[Start of Attachment]

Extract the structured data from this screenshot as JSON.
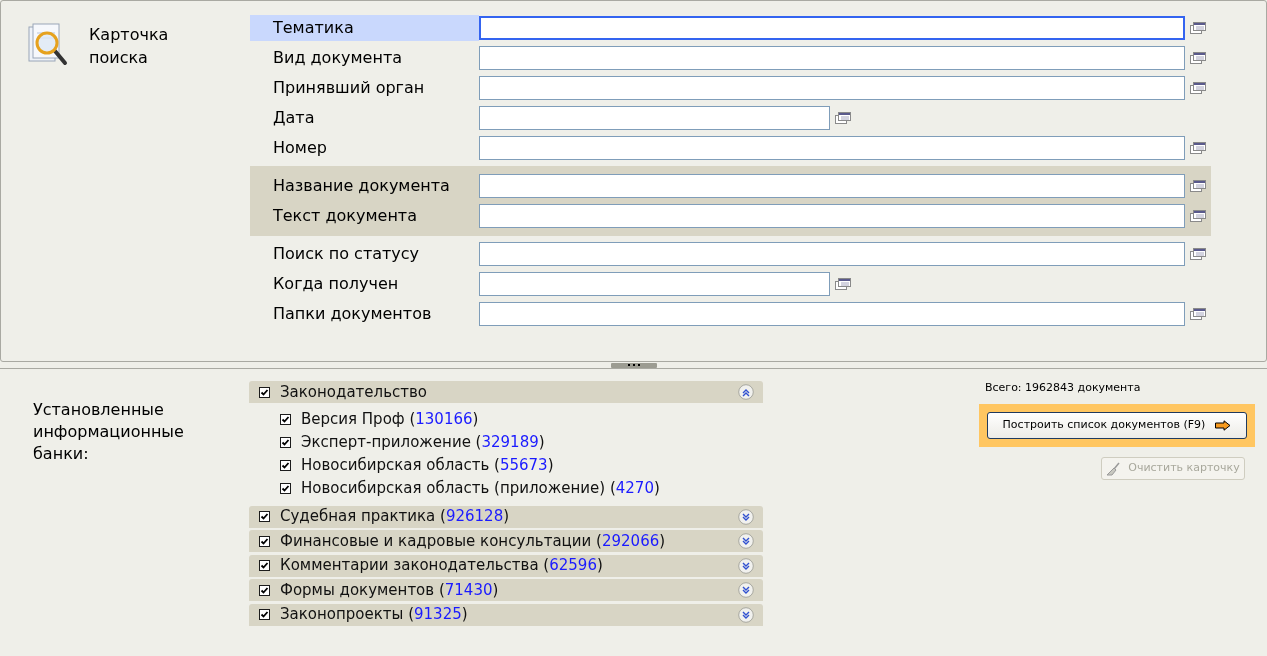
{
  "card": {
    "title": "Карточка поиска"
  },
  "fields": [
    {
      "label": "Тематика",
      "selected": true,
      "kind": "attribute",
      "short": false
    },
    {
      "label": "Вид документа",
      "selected": false,
      "kind": "attribute",
      "short": false
    },
    {
      "label": "Принявший орган",
      "selected": false,
      "kind": "attribute",
      "short": false
    },
    {
      "label": "Дата",
      "selected": false,
      "kind": "attribute",
      "short": true
    },
    {
      "label": "Номер",
      "selected": false,
      "kind": "attribute",
      "short": false
    },
    {
      "label": "Название документа",
      "selected": false,
      "kind": "fulltext",
      "short": false
    },
    {
      "label": "Текст документа",
      "selected": false,
      "kind": "fulltext",
      "short": false
    },
    {
      "label": "Поиск по статусу",
      "selected": false,
      "kind": "attribute",
      "short": false
    },
    {
      "label": "Когда получен",
      "selected": false,
      "kind": "attribute",
      "short": true
    },
    {
      "label": "Папки документов",
      "selected": false,
      "kind": "attribute",
      "short": false
    }
  ],
  "banks": {
    "title": "Установленные информационные банки:",
    "items": [
      {
        "label": "Законодательство",
        "checked": true,
        "expanded": true,
        "children": [
          {
            "label": "Версия Проф",
            "count": "(130166)",
            "checked": true
          },
          {
            "label": "Эксперт-приложение",
            "count": "(329189)",
            "checked": true
          },
          {
            "label": "Новосибирская область",
            "count": "(55673)",
            "checked": true
          },
          {
            "label": "Новосибирская область (приложение)",
            "count": "(4270)",
            "checked": true
          }
        ]
      },
      {
        "label": "Судебная практика",
        "count": "(926128)",
        "checked": true,
        "expanded": false
      },
      {
        "label": "Финансовые и кадровые консультации",
        "count": "(292066)",
        "checked": true,
        "expanded": false
      },
      {
        "label": "Комментарии законодательства",
        "count": "(62596)",
        "checked": true,
        "expanded": false
      },
      {
        "label": "Формы документов",
        "count": "(71430)",
        "checked": true,
        "expanded": false
      },
      {
        "label": "Законопроекты",
        "count": "(91325)",
        "checked": true,
        "expanded": false
      }
    ]
  },
  "total": "Всего: 1962843 документа",
  "build_button": {
    "label": "Построить список документов (F9)"
  },
  "clear_button": {
    "label": "Очистить карточку",
    "disabled": true
  }
}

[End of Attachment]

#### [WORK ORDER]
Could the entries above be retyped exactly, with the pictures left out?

#### [SOLUTION TO THIS PROBLEM]
Extract the structured data from this screenshot as JSON.
{
  "card": {
    "title": "Карточка поиска"
  },
  "fields": [
    {
      "label": "Тематика",
      "selected": true,
      "kind": "attribute",
      "short": false
    },
    {
      "label": "Вид документа",
      "selected": false,
      "kind": "attribute",
      "short": false
    },
    {
      "label": "Принявший орган",
      "selected": false,
      "kind": "attribute",
      "short": false
    },
    {
      "label": "Дата",
      "selected": false,
      "kind": "attribute",
      "short": true
    },
    {
      "label": "Номер",
      "selected": false,
      "kind": "attribute",
      "short": false
    },
    {
      "label": "Название документа",
      "selected": false,
      "kind": "fulltext",
      "short": false
    },
    {
      "label": "Текст документа",
      "selected": false,
      "kind": "fulltext",
      "short": false
    },
    {
      "label": "Поиск по статусу",
      "selected": false,
      "kind": "attribute",
      "short": false
    },
    {
      "label": "Когда получен",
      "selected": false,
      "kind": "attribute",
      "short": true
    },
    {
      "label": "Папки документов",
      "selected": false,
      "kind": "attribute",
      "short": false
    }
  ],
  "banks": {
    "title": "Установленные информационные банки:",
    "items": [
      {
        "label": "Законодательство",
        "checked": true,
        "expanded": true,
        "children": [
          {
            "label": "Версия Проф",
            "count": "(130166)",
            "checked": true
          },
          {
            "label": "Эксперт-приложение",
            "count": "(329189)",
            "checked": true
          },
          {
            "label": "Новосибирская область",
            "count": "(55673)",
            "checked": true
          },
          {
            "label": "Новосибирская область (приложение)",
            "count": "(4270)",
            "checked": true
          }
        ]
      },
      {
        "label": "Судебная практика",
        "count": "(926128)",
        "checked": true,
        "expanded": false
      },
      {
        "label": "Финансовые и кадровые консультации",
        "count": "(292066)",
        "checked": true,
        "expanded": false
      },
      {
        "label": "Комментарии законодательства",
        "count": "(62596)",
        "checked": true,
        "expanded": false
      },
      {
        "label": "Формы документов",
        "count": "(71430)",
        "checked": true,
        "expanded": false
      },
      {
        "label": "Законопроекты",
        "count": "(91325)",
        "checked": true,
        "expanded": false
      }
    ]
  },
  "total": "Всего: 1962843 документа",
  "build_button": {
    "label": "Построить список документов (F9)"
  },
  "clear_button": {
    "label": "Очистить карточку",
    "disabled": true
  }
}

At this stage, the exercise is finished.